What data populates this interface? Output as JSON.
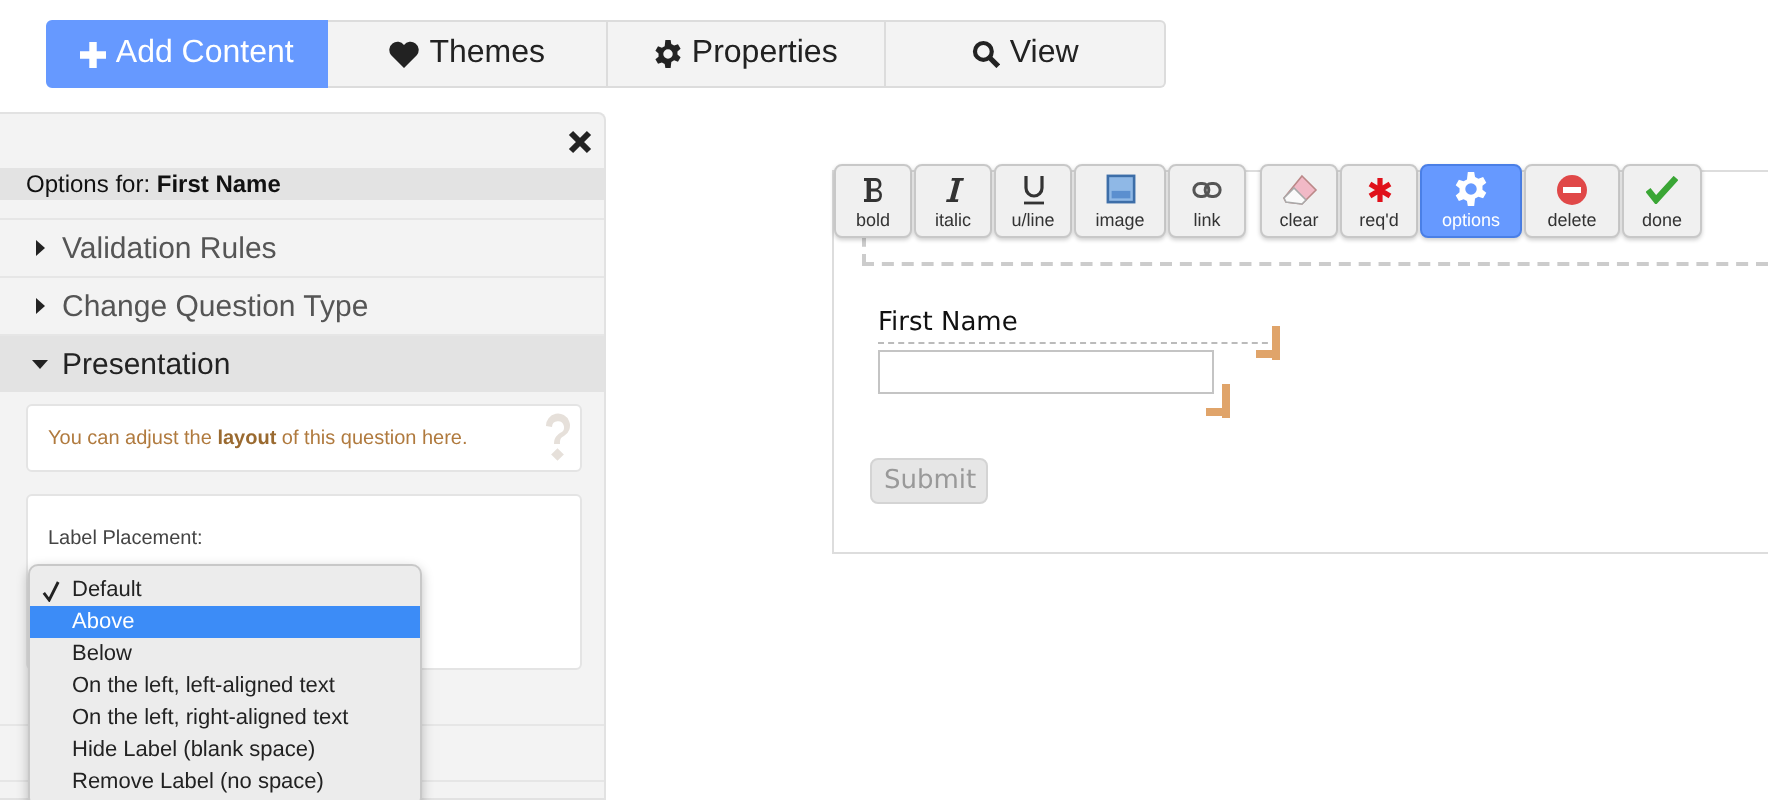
{
  "tabs": [
    {
      "label": "Add Content",
      "kind": "plus",
      "selected": true
    },
    {
      "label": "Themes",
      "kind": "heart",
      "selected": false
    },
    {
      "label": "Properties",
      "kind": "gear",
      "selected": false
    },
    {
      "label": "View",
      "kind": "search",
      "selected": false
    }
  ],
  "panel": {
    "title": "Options for: **First Name**",
    "sections": [
      {
        "label": "Validation Rules",
        "expanded": false
      },
      {
        "label": "Change Question Type",
        "expanded": false
      },
      {
        "label": "Presentation",
        "expanded": true
      }
    ],
    "hint": "You can adjust the **layout** of this question here.",
    "setting_label": "Label Placement:",
    "menu": [
      {
        "label": "Default",
        "checked": true,
        "selected": false
      },
      {
        "label": "Above",
        "checked": false,
        "selected": true
      },
      {
        "label": "Below",
        "checked": false,
        "selected": false
      },
      {
        "label": "On the left, left-aligned text",
        "checked": false,
        "selected": false
      },
      {
        "label": "On the left, right-aligned text",
        "checked": false,
        "selected": false
      },
      {
        "label": "Hide Label (blank space)",
        "checked": false,
        "selected": false
      },
      {
        "label": "Remove Label (no space)",
        "checked": false,
        "selected": false
      }
    ]
  },
  "toolbar": [
    {
      "label": "bold",
      "kind": "bold",
      "selected": false
    },
    {
      "label": "italic",
      "kind": "italic",
      "selected": false
    },
    {
      "label": "u/line",
      "kind": "underline",
      "selected": false
    },
    {
      "label": "image",
      "kind": "image",
      "selected": false
    },
    {
      "label": "link",
      "kind": "link",
      "selected": false
    },
    {
      "label": "clear",
      "kind": "eraser",
      "selected": false
    },
    {
      "label": "req'd",
      "kind": "asterisk",
      "selected": false
    },
    {
      "label": "options",
      "kind": "gear",
      "selected": true
    },
    {
      "label": "delete",
      "kind": "delete",
      "selected": false
    },
    {
      "label": "done",
      "kind": "check",
      "selected": false
    }
  ],
  "form": {
    "field_label": "First Name",
    "submit": "Submit"
  }
}
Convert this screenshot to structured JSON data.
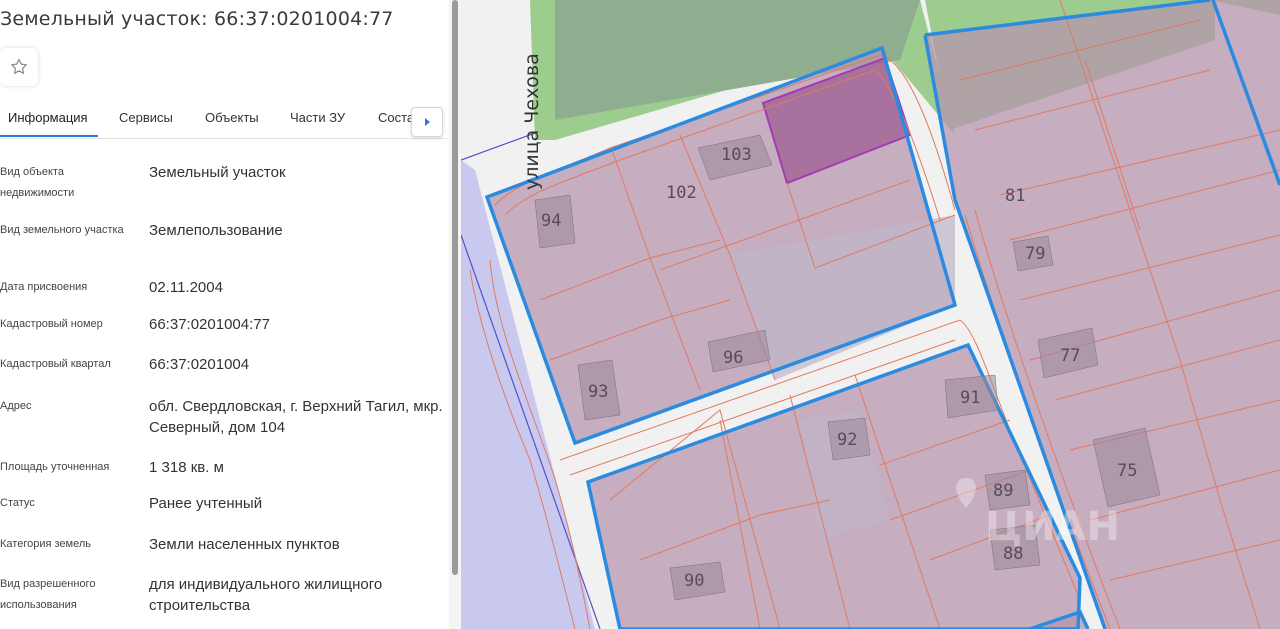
{
  "panel": {
    "title": "Земельный участок: 66:37:0201004:77",
    "tabs": [
      "Информация",
      "Сервисы",
      "Объекты",
      "Части ЗУ",
      "Соста"
    ],
    "active_tab": "Информация",
    "fields": [
      {
        "label": "Вид объекта недвижимости",
        "value": "Земельный участок"
      },
      {
        "label": "Вид земельного участка",
        "value": "Землепользование"
      },
      {
        "label": "Дата присвоения",
        "value": "02.11.2004"
      },
      {
        "label": "Кадастровый номер",
        "value": "66:37:0201004:77"
      },
      {
        "label": "Кадастровый квартал",
        "value": "66:37:0201004"
      },
      {
        "label": "Адрес",
        "value": "обл. Свердловская, г. Верхний Тагил, мкр. Северный, дом 104"
      },
      {
        "label": "Площадь уточненная",
        "value": "1 318 кв. м"
      },
      {
        "label": "Статус",
        "value": "Ранее учтенный"
      },
      {
        "label": "Категория земель",
        "value": "Земли населенных пунктов"
      },
      {
        "label": "Вид разрешенного использования",
        "value": "для индивидуального жилищного строительства"
      }
    ]
  },
  "map": {
    "street_label": "улица Чехова",
    "parcel_numbers": [
      "103",
      "102",
      "94",
      "96",
      "93",
      "81",
      "79",
      "77",
      "75",
      "91",
      "92",
      "89",
      "88",
      "90"
    ],
    "watermark": "ЦИАН",
    "colors": {
      "parcel_fill": "#b795ae",
      "block_border": "#2a8be0",
      "parcel_line": "#e07a60",
      "selected_parcel": "#a53bb0",
      "green": "#9ccc8e",
      "road": "#f1f1f1",
      "water": "#c9c9ef"
    }
  }
}
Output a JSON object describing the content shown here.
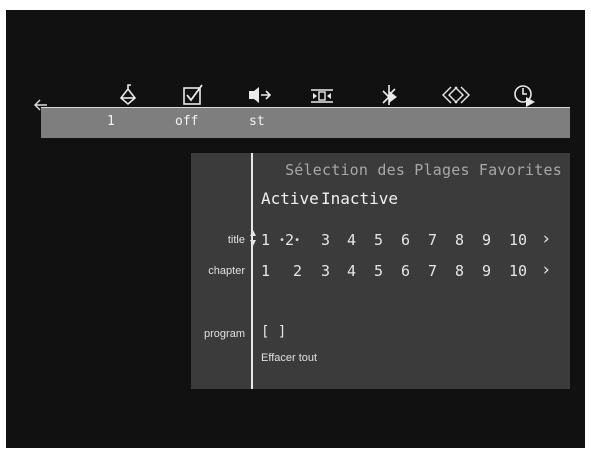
{
  "toolbar": {
    "icons": [
      "audio-icon",
      "subtitle-check-icon",
      "angle-speaker-icon",
      "zoom-frame-icon",
      "camera-angle-icon",
      "fast-forward-icon",
      "timer-play-icon"
    ]
  },
  "status": {
    "values": [
      "1",
      "off",
      "st"
    ]
  },
  "panel": {
    "title": "Sélection des Plages Favorites",
    "mode_active": "Active",
    "mode_inactive": "Inactive",
    "title_row": {
      "label": "title",
      "numbers": [
        "1",
        "2",
        "3",
        "4",
        "5",
        "6",
        "7",
        "8",
        "9",
        "10"
      ],
      "more": "›"
    },
    "chapter_row": {
      "label": "chapter",
      "numbers": [
        "1",
        "2",
        "3",
        "4",
        "5",
        "6",
        "7",
        "8",
        "9",
        "10"
      ],
      "more": "›"
    },
    "program": {
      "label": "program",
      "value": "[ ]"
    },
    "clear_all": "Effacer tout"
  },
  "colors": {
    "screen_bg": "#111111",
    "status_bar": "#7e7e7e",
    "panel_bg": "#3b3b3b",
    "text": "#e6e6e6"
  }
}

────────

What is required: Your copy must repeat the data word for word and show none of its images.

Written response:
What data populates this interface? Output as JSON.
{
  "tabs": [
    {
      "label": "Add Content",
      "kind": "plus",
      "selected": true
    },
    {
      "label": "Themes",
      "kind": "heart",
      "selected": false
    },
    {
      "label": "Properties",
      "kind": "gear",
      "selected": false
    },
    {
      "label": "View",
      "kind": "search",
      "selected": false
    }
  ],
  "panel": {
    "title": "Options for: **First Name**",
    "sections": [
      {
        "label": "Validation Rules",
        "expanded": false
      },
      {
        "label": "Change Question Type",
        "expanded": false
      },
      {
        "label": "Presentation",
        "expanded": true
      }
    ],
    "hint": "You can adjust the **layout** of this question here.",
    "setting_label": "Label Placement:",
    "menu": [
      {
        "label": "Default",
        "checked": true,
        "selected": false
      },
      {
        "label": "Above",
        "checked": false,
        "selected": true
      },
      {
        "label": "Below",
        "checked": false,
        "selected": false
      },
      {
        "label": "On the left, left-aligned text",
        "checked": false,
        "selected": false
      },
      {
        "label": "On the left, right-aligned text",
        "checked": false,
        "selected": false
      },
      {
        "label": "Hide Label (blank space)",
        "checked": false,
        "selected": false
      },
      {
        "label": "Remove Label (no space)",
        "checked": false,
        "selected": false
      }
    ]
  },
  "toolbar": [
    {
      "label": "bold",
      "kind": "bold",
      "selected": false
    },
    {
      "label": "italic",
      "kind": "italic",
      "selected": false
    },
    {
      "label": "u/line",
      "kind": "underline",
      "selected": false
    },
    {
      "label": "image",
      "kind": "image",
      "selected": false
    },
    {
      "label": "link",
      "kind": "link",
      "selected": false
    },
    {
      "label": "clear",
      "kind": "eraser",
      "selected": false
    },
    {
      "label": "req'd",
      "kind": "asterisk",
      "selected": false
    },
    {
      "label": "options",
      "kind": "gear",
      "selected": true
    },
    {
      "label": "delete",
      "kind": "delete",
      "selected": false
    },
    {
      "label": "done",
      "kind": "check",
      "selected": false
    }
  ],
  "form": {
    "field_label": "First Name",
    "submit": "Submit"
  }
}
Convert this screenshot to structured JSON data.
{
  "panel": {
    "title": "Земельный участок: 66:37:0201004:77",
    "tabs": [
      "Информация",
      "Сервисы",
      "Объекты",
      "Части ЗУ",
      "Соста"
    ],
    "active_tab": "Информация",
    "fields": [
      {
        "label": "Вид объекта недвижимости",
        "value": "Земельный участок"
      },
      {
        "label": "Вид земельного участка",
        "value": "Землепользование"
      },
      {
        "label": "Дата присвоения",
        "value": "02.11.2004"
      },
      {
        "label": "Кадастровый номер",
        "value": "66:37:0201004:77"
      },
      {
        "label": "Кадастровый квартал",
        "value": "66:37:0201004"
      },
      {
        "label": "Адрес",
        "value": "обл. Свердловская, г. Верхний Тагил, мкр. Северный, дом 104"
      },
      {
        "label": "Площадь уточненная",
        "value": "1 318 кв. м"
      },
      {
        "label": "Статус",
        "value": "Ранее учтенный"
      },
      {
        "label": "Категория земель",
        "value": "Земли населенных пунктов"
      },
      {
        "label": "Вид разрешенного использования",
        "value": "для индивидуального жилищного строительства"
      }
    ]
  },
  "map": {
    "street_label": "улица Чехова",
    "parcel_numbers": [
      "103",
      "102",
      "94",
      "96",
      "93",
      "81",
      "79",
      "77",
      "75",
      "91",
      "92",
      "89",
      "88",
      "90"
    ],
    "watermark": "ЦИАН",
    "colors": {
      "parcel_fill": "#b795ae",
      "block_border": "#2a8be0",
      "parcel_line": "#e07a60",
      "selected_parcel": "#a53bb0",
      "green": "#9ccc8e",
      "road": "#f1f1f1",
      "water": "#c9c9ef"
    }
  }
}
Output a JSON object describing the content shown here.
{
  "toolbar": {
    "icons": [
      "audio-icon",
      "subtitle-check-icon",
      "angle-speaker-icon",
      "zoom-frame-icon",
      "camera-angle-icon",
      "fast-forward-icon",
      "timer-play-icon"
    ]
  },
  "status": {
    "values": [
      "1",
      "off",
      "st"
    ]
  },
  "panel": {
    "title": "Sélection des Plages Favorites",
    "mode_active": "Active",
    "mode_inactive": "Inactive",
    "title_row": {
      "label": "title",
      "numbers": [
        "1",
        "2",
        "3",
        "4",
        "5",
        "6",
        "7",
        "8",
        "9",
        "10"
      ],
      "more": "›"
    },
    "chapter_row": {
      "label": "chapter",
      "numbers": [
        "1",
        "2",
        "3",
        "4",
        "5",
        "6",
        "7",
        "8",
        "9",
        "10"
      ],
      "more": "›"
    },
    "program": {
      "label": "program",
      "value": "[ ]"
    },
    "clear_all": "Effacer tout"
  },
  "colors": {
    "screen_bg": "#111111",
    "status_bar": "#7e7e7e",
    "panel_bg": "#3b3b3b",
    "text": "#e6e6e6"
  }
}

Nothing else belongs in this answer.